Lucy in the Sky
Floating in outer space, Lucy Cola (Natalie Portman) is so awestruck by her view of the world, she almost has to be reeled back in to return to earth. Her husband, NASA PR man Drew (Dan Stevens, TV's 'Legion'), is beyond proud of his wife of six years, and is initially reluctant to question the high achiever’s increasingly odd behavior. Cola is unmoored, life on earth now too mundane. All she can focus on is getting a seat on the next mission and the highs afforded by an illicit affair with fellow astronaut and hard-drinking womanizer Mark Goodwin (Jon Hamm) and when both of those things fall through, it’s “Lucy in the Sky.”
Laura's Review: C-
Anyone who’s been exposed to director Noah Hawley’s work on television ('Fargo,' 'Legion') would have high expectations for his theatrical feature debut, but while there is a lot of craft on display here, Hawley’s artistic choices are often questionable, failing to articulate Lucy’s psychological state.

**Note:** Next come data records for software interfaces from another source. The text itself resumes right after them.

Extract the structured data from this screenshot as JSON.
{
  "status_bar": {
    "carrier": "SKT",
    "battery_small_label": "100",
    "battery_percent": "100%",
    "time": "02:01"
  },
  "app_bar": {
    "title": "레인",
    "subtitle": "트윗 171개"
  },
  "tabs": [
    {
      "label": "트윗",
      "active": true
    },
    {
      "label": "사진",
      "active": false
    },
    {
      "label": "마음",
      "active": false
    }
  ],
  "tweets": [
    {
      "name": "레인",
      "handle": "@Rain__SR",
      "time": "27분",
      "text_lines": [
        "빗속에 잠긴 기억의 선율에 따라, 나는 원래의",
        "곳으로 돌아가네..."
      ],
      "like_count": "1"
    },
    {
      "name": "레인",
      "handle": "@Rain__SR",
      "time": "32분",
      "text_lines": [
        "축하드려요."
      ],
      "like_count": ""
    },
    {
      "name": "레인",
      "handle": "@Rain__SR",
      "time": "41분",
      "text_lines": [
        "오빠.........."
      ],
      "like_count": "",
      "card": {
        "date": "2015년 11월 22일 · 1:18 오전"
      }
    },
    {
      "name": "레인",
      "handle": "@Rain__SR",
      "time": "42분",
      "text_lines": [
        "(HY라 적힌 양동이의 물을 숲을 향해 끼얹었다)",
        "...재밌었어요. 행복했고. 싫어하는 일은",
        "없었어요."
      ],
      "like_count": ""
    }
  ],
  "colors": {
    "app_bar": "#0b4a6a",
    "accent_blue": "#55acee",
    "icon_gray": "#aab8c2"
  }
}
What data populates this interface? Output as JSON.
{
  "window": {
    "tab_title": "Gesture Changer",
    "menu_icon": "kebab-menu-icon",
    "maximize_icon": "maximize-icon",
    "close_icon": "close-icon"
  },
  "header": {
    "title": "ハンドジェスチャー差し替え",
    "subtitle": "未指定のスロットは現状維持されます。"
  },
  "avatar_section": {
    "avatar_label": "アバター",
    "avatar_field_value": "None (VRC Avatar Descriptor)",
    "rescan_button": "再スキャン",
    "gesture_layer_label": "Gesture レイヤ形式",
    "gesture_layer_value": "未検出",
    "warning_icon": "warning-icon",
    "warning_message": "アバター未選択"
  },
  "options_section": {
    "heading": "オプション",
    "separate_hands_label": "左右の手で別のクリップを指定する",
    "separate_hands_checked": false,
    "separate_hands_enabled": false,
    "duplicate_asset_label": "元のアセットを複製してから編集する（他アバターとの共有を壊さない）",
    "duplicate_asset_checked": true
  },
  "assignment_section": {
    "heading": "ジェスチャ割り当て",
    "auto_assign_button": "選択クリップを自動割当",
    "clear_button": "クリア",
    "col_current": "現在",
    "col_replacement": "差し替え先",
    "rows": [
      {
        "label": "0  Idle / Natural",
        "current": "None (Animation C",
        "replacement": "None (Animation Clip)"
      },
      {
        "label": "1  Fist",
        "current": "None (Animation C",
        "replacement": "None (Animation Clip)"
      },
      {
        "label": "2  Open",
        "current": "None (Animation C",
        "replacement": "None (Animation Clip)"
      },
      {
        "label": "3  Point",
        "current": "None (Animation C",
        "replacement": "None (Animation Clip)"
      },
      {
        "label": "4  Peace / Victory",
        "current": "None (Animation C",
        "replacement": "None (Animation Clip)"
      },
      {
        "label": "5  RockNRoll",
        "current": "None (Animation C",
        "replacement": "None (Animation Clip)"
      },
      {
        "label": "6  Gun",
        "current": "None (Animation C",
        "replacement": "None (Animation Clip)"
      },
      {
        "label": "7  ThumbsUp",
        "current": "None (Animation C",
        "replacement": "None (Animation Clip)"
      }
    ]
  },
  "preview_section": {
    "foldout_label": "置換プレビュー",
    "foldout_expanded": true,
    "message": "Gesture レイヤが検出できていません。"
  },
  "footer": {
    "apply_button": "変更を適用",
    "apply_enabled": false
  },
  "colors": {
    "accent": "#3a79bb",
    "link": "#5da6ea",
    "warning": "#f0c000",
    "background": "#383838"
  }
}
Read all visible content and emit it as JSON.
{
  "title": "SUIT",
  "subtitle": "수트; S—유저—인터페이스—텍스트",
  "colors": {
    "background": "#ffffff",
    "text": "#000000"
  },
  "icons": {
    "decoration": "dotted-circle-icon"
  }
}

Take, for example, his use of constantly shifting aspect ratios, meant to differentiate Lucy’s awe is space versus her feelings of confinement on earth. Especially in its earliest goings, the frame shifts from 1:85:1 wide screen to the boxy Academic ratio to the extreme widescreen of a letterboxed 2:39:1 ratio. At one point he even uses a moving mask to create an Academic ratio over a widescreen image. Rather than put one in Lucy’s head space, all this device does is distract. Another visual effect he uses is to stretch and elongate images, something he calls ‘tiling,’ but this results in the lower third of the image to lose focus, another distraction in a scene where Lucy assures NASA counselor Will Plimpton (Nick Offerman) that she is A-OK. More successful is an ‘infinite zoom’ where Lucy and her background move independently, transporting her from shocking news learned at home to her Nana’s (Ellen Burstyn) hospital room (in another scene, we see Lucy’s background shimmer). The film was shot by ‘Legion’ cinematographer Polly Morgan. The film’s sound design and score are equally ambitious and more successful in their execution overall.
Modifying the original script by Brian C Brown and Elliott DiGuiseppi, Hawley is ‘inspired by’ the truth-is-stranger-than-fiction 2007 tale of NASA astronaut Lisa Nowak, who infamously drove for 14 hours using baby diapers to avoid stops to assault her ex-lover’s new girlfriend. He changes much of the story for no real discernible reason, Lucy here becoming acquainted with her future rival Erin Eccles (Zazie Beetz, "Joker") for some workplace tension, but instead attacking Mark. There is also a niece, Blue Iris (Pearl Amanda Dickson, TV's 'Legion'), Lucy and Drew look after who accompanies her on the journey here, mainly as a witness to her insanity, to hide the handgun Lucy had taken from her grandmother’s purse and as the recipient of Lucy’s lecture on how women clean up men’s messes.
Natalie Portman, sporting a broad accent and Dorothy Hamill ‘do, is quite good in the role, her confidence a cover for an accelerating downward spiral. She’s mesmerizing in the film’s best scene, an underwater training maneuver which she pushes through despite a helmet breach which finds her holding her breath for two minutes. Dan Stevens is a dorky Drew with a Ned Flanders moustache to match his Ned Flanders outlook, no match for Hamm’s bad boy attraction. Hamm has been hit and miss in big screen efforts but this is one of his better ones, an imperfect guy with worries of his own who tries to do the right thing. Burstyn is a boozy character, Beetz an innocent upstart. The film also stars Tig Notaro as another astronaut, ‘Fargo’s’ Jeffrey Donovan as sympathetic NASA Supervisor Jim Hunt (impressed as hell by Lucy’s underwater calm) and “If Beale Street Could Talk’s” Colman Domingo as program head Frank Paxton.
“Lucy in the Sky” leaves us three years later with Lucy donning a beekeeper suit obviously meant to invoke her NASA gear, the bees an earthbound ‘grounding’ device, ‘risky’ fliers and a callback to the larvae-to-butterfly symbolism Hawley uses throughout (to signify what, exactly? Lucy’s metamorphosis into madness?). The film starts off intriguingly enough, but quickly goes off the rails, an ambitious failure.